Excerpts from an interface dataset:
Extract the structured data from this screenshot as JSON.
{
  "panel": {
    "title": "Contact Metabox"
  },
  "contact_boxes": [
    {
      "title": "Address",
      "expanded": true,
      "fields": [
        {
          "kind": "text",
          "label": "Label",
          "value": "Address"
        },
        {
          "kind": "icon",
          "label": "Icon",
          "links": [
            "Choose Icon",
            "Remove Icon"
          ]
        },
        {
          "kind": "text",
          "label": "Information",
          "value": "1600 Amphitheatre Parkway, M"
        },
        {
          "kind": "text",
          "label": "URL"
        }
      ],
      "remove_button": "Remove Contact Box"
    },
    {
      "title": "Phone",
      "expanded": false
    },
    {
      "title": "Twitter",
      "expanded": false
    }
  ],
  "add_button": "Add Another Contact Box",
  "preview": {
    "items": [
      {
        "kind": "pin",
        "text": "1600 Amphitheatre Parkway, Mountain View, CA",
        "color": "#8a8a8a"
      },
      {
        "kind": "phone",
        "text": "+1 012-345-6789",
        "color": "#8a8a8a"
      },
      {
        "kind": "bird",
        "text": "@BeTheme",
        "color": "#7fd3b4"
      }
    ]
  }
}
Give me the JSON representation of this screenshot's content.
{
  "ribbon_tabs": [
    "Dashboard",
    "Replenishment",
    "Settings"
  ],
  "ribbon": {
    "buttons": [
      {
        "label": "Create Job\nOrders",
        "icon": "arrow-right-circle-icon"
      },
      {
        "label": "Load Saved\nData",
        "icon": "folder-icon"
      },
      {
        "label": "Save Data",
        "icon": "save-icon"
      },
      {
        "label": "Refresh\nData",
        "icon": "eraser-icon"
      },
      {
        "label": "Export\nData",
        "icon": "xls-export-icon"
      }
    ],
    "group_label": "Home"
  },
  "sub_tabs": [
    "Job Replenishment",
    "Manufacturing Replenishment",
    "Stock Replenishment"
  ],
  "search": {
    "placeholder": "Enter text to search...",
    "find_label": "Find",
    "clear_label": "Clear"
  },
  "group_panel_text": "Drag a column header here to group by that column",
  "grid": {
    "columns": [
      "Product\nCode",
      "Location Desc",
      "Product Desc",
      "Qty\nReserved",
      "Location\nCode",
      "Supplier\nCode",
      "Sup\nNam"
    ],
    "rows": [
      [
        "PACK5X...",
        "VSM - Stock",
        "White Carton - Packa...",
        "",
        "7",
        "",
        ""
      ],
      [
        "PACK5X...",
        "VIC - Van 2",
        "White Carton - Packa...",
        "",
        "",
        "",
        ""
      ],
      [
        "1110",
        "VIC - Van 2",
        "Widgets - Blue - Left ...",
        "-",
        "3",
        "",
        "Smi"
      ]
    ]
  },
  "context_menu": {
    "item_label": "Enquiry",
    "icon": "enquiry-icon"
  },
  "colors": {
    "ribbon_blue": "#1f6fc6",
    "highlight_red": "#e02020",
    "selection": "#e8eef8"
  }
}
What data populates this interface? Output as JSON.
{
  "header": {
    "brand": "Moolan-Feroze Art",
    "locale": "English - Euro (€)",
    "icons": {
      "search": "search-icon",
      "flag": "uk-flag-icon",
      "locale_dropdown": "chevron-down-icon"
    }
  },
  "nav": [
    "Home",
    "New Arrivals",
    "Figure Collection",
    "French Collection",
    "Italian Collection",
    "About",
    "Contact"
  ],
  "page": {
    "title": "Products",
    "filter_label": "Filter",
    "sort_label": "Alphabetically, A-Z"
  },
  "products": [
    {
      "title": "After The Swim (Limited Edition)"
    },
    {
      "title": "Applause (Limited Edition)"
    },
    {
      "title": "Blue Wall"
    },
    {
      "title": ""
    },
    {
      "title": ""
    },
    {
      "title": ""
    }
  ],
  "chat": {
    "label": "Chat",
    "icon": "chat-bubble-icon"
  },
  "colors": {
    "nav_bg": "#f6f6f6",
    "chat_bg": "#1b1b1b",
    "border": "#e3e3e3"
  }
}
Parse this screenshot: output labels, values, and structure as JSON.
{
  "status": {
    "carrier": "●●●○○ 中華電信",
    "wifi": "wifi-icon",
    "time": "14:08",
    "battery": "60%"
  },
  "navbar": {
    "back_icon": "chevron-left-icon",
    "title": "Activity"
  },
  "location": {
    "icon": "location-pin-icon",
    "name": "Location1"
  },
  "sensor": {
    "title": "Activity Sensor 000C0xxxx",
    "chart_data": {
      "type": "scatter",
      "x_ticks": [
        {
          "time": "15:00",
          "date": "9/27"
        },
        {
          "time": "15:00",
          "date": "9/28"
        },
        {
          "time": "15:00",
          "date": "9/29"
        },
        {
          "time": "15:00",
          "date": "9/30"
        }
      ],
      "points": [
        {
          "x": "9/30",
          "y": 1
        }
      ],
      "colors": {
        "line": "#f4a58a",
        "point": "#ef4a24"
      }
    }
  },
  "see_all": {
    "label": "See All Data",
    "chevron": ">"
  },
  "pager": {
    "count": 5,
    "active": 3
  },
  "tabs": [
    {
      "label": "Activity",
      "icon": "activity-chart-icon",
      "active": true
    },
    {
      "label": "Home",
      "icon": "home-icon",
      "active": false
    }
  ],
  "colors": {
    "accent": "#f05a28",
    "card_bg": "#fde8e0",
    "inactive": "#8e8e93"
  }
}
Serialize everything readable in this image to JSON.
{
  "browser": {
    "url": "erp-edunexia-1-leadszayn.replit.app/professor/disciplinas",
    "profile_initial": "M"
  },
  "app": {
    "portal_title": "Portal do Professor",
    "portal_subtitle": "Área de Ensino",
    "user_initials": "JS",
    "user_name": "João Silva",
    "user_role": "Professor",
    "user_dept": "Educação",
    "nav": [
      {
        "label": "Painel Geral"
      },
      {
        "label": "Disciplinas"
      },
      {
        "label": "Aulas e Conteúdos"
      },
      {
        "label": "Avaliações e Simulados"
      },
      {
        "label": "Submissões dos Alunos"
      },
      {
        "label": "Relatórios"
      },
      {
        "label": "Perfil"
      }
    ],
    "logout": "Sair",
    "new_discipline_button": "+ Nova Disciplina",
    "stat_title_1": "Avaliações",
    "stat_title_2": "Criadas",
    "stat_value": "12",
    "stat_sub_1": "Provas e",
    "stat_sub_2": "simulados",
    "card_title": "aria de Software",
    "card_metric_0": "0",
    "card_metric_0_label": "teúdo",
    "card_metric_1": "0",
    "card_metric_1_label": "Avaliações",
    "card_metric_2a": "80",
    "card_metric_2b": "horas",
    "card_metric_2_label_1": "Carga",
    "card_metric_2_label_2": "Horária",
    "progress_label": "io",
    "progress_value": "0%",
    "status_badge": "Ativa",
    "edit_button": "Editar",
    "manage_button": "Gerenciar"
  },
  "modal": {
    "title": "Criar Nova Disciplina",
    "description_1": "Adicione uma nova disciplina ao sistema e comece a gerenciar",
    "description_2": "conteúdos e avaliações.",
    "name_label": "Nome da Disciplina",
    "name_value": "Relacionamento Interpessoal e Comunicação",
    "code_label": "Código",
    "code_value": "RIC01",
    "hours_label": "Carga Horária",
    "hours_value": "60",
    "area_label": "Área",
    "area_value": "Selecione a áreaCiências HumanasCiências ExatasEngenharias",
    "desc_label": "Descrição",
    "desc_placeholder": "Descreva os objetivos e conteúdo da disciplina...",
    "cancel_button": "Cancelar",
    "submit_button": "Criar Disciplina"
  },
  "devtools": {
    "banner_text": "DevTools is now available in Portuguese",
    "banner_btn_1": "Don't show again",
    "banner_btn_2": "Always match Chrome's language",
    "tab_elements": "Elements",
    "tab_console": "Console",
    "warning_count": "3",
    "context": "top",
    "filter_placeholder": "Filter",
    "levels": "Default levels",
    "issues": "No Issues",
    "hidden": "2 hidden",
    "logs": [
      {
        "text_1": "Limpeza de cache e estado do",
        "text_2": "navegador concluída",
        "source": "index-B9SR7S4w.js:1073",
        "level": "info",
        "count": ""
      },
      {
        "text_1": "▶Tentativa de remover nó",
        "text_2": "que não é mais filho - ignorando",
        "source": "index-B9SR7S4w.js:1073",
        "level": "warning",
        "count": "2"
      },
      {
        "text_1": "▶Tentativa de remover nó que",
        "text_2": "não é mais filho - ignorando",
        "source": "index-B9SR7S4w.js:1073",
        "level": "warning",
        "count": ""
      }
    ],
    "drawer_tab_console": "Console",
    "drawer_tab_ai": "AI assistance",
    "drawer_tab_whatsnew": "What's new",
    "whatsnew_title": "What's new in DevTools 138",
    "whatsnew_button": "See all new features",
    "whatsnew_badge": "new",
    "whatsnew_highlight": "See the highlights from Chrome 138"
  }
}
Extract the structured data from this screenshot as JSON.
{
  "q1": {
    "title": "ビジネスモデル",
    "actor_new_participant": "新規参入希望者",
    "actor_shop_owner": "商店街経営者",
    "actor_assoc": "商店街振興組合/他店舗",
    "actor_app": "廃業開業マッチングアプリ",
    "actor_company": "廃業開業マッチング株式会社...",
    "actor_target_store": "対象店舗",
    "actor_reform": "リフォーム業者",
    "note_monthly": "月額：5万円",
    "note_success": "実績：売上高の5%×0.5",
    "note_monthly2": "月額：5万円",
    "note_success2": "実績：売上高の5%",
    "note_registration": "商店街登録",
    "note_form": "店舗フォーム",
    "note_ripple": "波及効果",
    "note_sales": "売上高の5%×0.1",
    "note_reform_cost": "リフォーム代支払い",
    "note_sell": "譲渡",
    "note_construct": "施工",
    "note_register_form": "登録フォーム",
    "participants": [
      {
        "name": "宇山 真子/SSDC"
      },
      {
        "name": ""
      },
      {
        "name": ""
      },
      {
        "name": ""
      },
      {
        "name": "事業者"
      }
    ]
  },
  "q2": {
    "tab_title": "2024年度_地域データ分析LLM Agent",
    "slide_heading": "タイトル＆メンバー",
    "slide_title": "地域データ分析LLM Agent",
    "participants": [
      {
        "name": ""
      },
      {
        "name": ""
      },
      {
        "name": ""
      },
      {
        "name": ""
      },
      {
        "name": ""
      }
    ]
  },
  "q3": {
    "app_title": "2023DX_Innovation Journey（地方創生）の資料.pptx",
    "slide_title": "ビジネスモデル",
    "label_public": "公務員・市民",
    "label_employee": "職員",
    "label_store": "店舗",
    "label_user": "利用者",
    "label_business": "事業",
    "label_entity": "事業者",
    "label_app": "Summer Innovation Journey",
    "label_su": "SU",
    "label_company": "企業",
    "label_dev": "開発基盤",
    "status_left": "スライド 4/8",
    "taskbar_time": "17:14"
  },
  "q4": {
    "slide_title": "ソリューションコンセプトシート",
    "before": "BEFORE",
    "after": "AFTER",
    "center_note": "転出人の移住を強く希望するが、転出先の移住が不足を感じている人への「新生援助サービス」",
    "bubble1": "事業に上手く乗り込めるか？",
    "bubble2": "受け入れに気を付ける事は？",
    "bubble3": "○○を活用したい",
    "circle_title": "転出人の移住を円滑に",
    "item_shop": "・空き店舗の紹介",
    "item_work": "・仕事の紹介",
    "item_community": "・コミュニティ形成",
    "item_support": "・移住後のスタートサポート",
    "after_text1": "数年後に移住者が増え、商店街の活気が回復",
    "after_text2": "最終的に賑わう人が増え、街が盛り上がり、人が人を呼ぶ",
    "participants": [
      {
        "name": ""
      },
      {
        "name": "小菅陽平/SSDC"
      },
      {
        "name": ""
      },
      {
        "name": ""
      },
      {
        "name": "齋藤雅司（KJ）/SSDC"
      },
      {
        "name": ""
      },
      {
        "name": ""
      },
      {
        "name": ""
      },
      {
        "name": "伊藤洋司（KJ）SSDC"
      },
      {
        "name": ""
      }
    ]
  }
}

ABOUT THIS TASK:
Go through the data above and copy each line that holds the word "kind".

OUTPUT OF THE EXERCISE:
          "kind": "text",
          "kind": "icon",
          "kind": "text",
          "kind": "text",
        "kind": "pin",
        "kind": "phone",
        "kind": "bird",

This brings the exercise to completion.